A Little Insight to my Process

After some brief distractions, I am back writing fiction again. Specifically, working on a short script to submit to 2000AD. They require all writers to start off by writing a five page short. I have nothing better to do, so I decided to take a crack at it. The tentative name for this project is “Star-Crossed.” I don’t reckon it will change, but we’ll see.

All my stories typically start of as a couple sentences or paragraphs on one of my various “idea” documents I have flying around my various computing devices. I then pick one of those little ideas and start brain storming on it. What interesting characters are in this story? What places will they visit? Is there a theme or a message I want to get through? Though I typically don’t write with a message in mind, it usually only appears after I start developing the idea. If you try to hard to have a “message,” it often feels forced and insincere.

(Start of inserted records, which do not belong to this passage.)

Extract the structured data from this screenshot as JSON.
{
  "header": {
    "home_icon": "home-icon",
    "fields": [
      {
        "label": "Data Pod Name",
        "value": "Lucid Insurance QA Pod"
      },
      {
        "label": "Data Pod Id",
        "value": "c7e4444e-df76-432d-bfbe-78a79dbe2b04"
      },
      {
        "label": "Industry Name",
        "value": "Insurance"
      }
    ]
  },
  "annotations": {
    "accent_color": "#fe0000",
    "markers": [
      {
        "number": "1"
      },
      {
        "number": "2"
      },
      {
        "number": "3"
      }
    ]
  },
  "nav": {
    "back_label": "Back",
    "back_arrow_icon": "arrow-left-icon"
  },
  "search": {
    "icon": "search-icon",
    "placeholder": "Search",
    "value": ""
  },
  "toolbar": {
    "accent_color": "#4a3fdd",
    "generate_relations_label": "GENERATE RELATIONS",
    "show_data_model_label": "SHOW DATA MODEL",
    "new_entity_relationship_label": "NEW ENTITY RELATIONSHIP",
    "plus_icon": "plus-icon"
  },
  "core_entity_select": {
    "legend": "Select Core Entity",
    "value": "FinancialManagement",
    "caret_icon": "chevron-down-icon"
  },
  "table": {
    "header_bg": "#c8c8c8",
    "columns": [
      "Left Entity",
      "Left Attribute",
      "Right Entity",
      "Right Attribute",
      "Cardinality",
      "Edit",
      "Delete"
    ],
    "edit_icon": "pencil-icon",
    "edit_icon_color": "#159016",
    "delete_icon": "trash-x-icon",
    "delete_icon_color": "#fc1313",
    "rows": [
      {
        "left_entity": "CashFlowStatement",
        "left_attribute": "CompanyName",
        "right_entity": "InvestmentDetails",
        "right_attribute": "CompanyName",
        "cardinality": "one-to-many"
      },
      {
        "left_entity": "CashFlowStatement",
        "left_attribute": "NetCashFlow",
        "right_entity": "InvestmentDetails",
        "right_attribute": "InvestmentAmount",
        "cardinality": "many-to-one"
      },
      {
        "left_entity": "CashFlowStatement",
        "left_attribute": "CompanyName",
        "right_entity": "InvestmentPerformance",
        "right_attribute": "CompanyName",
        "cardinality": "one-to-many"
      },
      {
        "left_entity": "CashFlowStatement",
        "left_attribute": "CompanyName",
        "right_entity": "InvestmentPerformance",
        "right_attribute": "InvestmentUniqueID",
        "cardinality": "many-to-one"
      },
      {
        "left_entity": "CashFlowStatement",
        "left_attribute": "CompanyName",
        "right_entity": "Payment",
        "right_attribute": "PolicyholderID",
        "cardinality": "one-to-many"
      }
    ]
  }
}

Since Star-Crossed is so short, I didn’t really bother outlining the story. Instead I jumped right to a crappy rough layout. Here is an example (now with 100% more pork chop stain!)

This gives me a rough idea and a visual reminder of how many panels are on the page and their general layout. As you can see from this page, a large portion of the content got cut. This is simply for the sake of saving space. This is actually the first page of the story, and in the current draft, it only makes up half of the page. Having only five pages to tell the story, I really had to cut the fat. Speaking of cutting the fat, that stain is from accidentally cutting through both a porkchop and a paper plate. I learned an important lesson about not eating where you shit… wait… I’ve got that wrong…

Anyways, moving on!

Sometimes I will even sketch out a panel to give myself a better idea of what I’m writing. If I do this, it’s usually just a wireframe or stick figure characters and any essential props. This is helpful, because a lot of times when I’m doing a rough layout I get in a hurry and just start filling the frames with sentences or sometimes only a couple words. While that’s okay to get something on the page, sometimes I need a little more. I’m not really a details sort of person, so getting the important stuff on a page in front of me can help ensure I don’t do anything stupid. Here’s a little something I sketched to represent the first panel of the above layout. It’s a little more finished than most panel mock-ups I do, but I just got a new drawing program for my tablet. Wanted to try it out a bit.

Then I just sit down and pound out the script. Then I revise it… then I revise it again. Then I change it from a comic script to a novel… then back to a comic. Then I never submit it anywhere.

And that kids, is how you too can write stories and never get published too!